AIM OF THE TASK. Only the lines with the string "into" are needed; return each of them from the entries below.

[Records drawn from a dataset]
· · · ·

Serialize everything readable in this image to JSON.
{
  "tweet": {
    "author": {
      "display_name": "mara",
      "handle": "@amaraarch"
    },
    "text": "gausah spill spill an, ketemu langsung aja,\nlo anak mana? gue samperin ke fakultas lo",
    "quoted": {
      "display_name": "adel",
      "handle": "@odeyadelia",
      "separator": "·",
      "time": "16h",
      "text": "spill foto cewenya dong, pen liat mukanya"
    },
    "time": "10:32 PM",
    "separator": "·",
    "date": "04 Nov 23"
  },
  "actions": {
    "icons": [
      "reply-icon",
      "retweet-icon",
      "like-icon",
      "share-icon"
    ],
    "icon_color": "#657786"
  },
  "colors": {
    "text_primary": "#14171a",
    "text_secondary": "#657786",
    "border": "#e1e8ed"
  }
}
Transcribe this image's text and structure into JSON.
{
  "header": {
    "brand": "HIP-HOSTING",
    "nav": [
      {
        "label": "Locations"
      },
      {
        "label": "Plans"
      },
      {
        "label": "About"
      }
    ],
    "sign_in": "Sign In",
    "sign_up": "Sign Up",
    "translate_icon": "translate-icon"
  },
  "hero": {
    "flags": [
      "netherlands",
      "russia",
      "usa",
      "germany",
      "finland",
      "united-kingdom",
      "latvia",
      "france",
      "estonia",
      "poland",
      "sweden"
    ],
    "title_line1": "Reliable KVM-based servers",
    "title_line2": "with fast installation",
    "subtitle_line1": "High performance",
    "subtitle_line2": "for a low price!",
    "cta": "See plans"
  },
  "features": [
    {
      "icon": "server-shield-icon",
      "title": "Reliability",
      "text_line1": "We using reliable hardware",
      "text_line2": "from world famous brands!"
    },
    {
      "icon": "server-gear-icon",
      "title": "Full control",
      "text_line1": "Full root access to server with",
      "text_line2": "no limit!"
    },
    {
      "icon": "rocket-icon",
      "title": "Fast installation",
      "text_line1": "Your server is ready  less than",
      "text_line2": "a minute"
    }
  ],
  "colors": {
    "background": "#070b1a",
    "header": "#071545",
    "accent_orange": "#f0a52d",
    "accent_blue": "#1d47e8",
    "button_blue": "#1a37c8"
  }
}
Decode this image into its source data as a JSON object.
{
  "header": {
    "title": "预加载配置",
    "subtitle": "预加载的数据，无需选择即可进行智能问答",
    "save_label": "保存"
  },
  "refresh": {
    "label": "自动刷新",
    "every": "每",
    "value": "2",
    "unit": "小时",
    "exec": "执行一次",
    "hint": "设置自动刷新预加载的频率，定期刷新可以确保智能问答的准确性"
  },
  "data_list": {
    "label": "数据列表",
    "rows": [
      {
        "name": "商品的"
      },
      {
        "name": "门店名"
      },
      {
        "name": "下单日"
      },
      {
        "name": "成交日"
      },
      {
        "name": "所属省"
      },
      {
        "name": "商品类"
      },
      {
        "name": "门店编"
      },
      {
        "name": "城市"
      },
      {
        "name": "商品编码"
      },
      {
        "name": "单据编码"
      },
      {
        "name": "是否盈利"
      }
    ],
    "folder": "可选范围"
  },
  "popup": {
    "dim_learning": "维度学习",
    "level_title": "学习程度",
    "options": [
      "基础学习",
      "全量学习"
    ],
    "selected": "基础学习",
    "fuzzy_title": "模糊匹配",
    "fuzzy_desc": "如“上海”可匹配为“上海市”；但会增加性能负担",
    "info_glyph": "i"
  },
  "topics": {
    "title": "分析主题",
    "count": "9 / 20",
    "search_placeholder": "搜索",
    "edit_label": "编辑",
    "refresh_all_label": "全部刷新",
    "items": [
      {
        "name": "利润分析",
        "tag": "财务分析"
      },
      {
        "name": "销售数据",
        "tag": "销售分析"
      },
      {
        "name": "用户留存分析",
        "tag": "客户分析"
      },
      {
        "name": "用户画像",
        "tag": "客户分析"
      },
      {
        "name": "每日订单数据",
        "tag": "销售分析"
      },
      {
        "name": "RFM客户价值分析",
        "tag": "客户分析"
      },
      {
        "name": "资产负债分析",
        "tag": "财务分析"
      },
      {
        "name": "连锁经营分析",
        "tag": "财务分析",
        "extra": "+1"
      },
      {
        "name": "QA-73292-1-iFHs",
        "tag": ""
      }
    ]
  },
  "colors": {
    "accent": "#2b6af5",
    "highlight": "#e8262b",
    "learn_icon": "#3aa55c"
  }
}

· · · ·

RESULT OF THIS EXERCISE.
Transcribe this image's text and structure into JSON.
Decode this image into its source data as a JSON object.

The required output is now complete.